→ EXERCISE OBJECTIVE: Take the entries below and reproduce them word for word.

##### INFORMATION

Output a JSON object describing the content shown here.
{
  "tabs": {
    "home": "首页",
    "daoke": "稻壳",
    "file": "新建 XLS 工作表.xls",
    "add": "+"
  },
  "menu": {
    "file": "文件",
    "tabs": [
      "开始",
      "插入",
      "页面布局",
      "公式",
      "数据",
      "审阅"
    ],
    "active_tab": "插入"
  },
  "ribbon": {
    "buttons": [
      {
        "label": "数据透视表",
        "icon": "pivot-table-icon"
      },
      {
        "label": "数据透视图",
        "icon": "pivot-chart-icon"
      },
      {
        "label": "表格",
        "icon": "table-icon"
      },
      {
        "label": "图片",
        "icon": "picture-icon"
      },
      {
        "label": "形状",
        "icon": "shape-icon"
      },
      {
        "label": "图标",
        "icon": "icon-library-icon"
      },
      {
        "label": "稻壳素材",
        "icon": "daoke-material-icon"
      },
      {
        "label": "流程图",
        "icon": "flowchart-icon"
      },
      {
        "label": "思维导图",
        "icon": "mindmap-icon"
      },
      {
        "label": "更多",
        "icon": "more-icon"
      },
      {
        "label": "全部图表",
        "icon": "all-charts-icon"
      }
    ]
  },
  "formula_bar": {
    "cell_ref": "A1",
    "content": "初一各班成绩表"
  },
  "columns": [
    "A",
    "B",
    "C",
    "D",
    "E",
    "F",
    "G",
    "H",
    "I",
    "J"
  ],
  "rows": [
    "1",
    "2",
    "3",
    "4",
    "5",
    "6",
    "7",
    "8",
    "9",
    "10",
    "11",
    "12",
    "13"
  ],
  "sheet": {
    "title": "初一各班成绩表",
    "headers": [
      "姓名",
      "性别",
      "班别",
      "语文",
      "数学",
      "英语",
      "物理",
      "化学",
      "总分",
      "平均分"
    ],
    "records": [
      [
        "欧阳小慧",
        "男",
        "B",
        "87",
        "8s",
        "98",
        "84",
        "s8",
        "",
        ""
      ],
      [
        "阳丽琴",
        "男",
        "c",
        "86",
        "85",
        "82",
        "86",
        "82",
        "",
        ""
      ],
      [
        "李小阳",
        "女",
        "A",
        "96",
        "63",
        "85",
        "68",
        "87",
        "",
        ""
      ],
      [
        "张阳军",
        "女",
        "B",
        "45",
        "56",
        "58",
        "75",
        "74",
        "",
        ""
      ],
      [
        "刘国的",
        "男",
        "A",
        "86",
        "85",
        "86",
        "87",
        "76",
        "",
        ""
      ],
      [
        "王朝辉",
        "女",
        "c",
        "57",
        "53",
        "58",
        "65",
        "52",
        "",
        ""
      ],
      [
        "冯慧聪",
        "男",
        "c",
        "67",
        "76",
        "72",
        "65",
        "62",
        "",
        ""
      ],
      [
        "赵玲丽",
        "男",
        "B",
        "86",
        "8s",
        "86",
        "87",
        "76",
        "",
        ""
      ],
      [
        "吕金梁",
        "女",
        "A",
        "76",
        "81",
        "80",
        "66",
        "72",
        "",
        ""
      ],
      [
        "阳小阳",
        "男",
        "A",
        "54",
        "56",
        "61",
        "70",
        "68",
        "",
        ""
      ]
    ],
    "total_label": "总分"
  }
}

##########

→ WRITTEN SOLUTION:
Output a JSON object describing the content shown here.
{
  "tabs": {
    "home": "首页",
    "daoke": "稻壳",
    "file": "新建 XLS 工作表.xls",
    "add": "+"
  },
  "menu": {
    "file": "文件",
    "tabs": [
      "开始",
      "插入",
      "页面布局",
      "公式",
      "数据",
      "审阅"
    ],
    "active_tab": "插入"
  },
  "ribbon": {
    "buttons": [
      {
        "label": "数据透视表",
        "icon": "pivot-table-icon"
      },
      {
        "label": "数据透视图",
        "icon": "pivot-chart-icon"
      },
      {
        "label": "表格",
        "icon": "table-icon"
      },
      {
        "label": "图片",
        "icon": "picture-icon"
      },
      {
        "label": "形状",
        "icon": "shape-icon"
      },
      {
        "label": "图标",
        "icon": "icon-library-icon"
      },
      {
        "label": "稻壳素材",
        "icon": "daoke-material-icon"
      },
      {
        "label": "流程图",
        "icon": "flowchart-icon"
      },
      {
        "label": "思维导图",
        "icon": "mindmap-icon"
      },
      {
        "label": "更多",
        "icon": "more-icon"
      },
      {
        "label": "全部图表",
        "icon": "all-charts-icon"
      }
    ]
  },
  "formula_bar": {
    "cell_ref": "A1",
    "content": "初一各班成绩表"
  },
  "columns": [
    "A",
    "B",
    "C",
    "D",
    "E",
    "F",
    "G",
    "H",
    "I",
    "J"
  ],
  "rows": [
    "1",
    "2",
    "3",
    "4",
    "5",
    "6",
    "7",
    "8",
    "9",
    "10",
    "11",
    "12",
    "13"
  ],
  "sheet": {
    "title": "初一各班成绩表",
    "headers": [
      "姓名",
      "性别",
      "班别",
      "语文",
      "数学",
      "英语",
      "物理",
      "化学",
      "总分",
      "平均分"
    ],
    "records": [
      [
        "欧阳小慧",
        "男",
        "B",
        "87",
        "8s",
        "98",
        "84",
        "s8",
        "",
        ""
      ],
      [
        "阳丽琴",
        "男",
        "c",
        "86",
        "85",
        "82",
        "86",
        "82",
        "",
        ""
      ],
      [
        "李小阳",
        "女",
        "A",
        "96",
        "63",
        "85",
        "68",
        "87",
        "",
        ""
      ],
      [
        "张阳军",
        "女",
        "B",
        "45",
        "56",
        "58",
        "75",
        "74",
        "",
        ""
      ],
      [
        "刘国的",
        "男",
        "A",
        "86",
        "85",
        "86",
        "87",
        "76",
        "",
        ""
      ],
      [
        "王朝辉",
        "女",
        "c",
        "57",
        "53",
        "58",
        "65",
        "52",
        "",
        ""
      ],
      [
        "冯慧聪",
        "男",
        "c",
        "67",
        "76",
        "72",
        "65",
        "62",
        "",
        ""
      ],
      [
        "赵玲丽",
        "男",
        "B",
        "86",
        "8s",
        "86",
        "87",
        "76",
        "",
        ""
      ],
      [
        "吕金梁",
        "女",
        "A",
        "76",
        "81",
        "80",
        "66",
        "72",
        "",
        ""
      ],
      [
        "阳小阳",
        "男",
        "A",
        "54",
        "56",
        "61",
        "70",
        "68",
        "",
        ""
      ]
    ],
    "total_label": "总分"
  }
}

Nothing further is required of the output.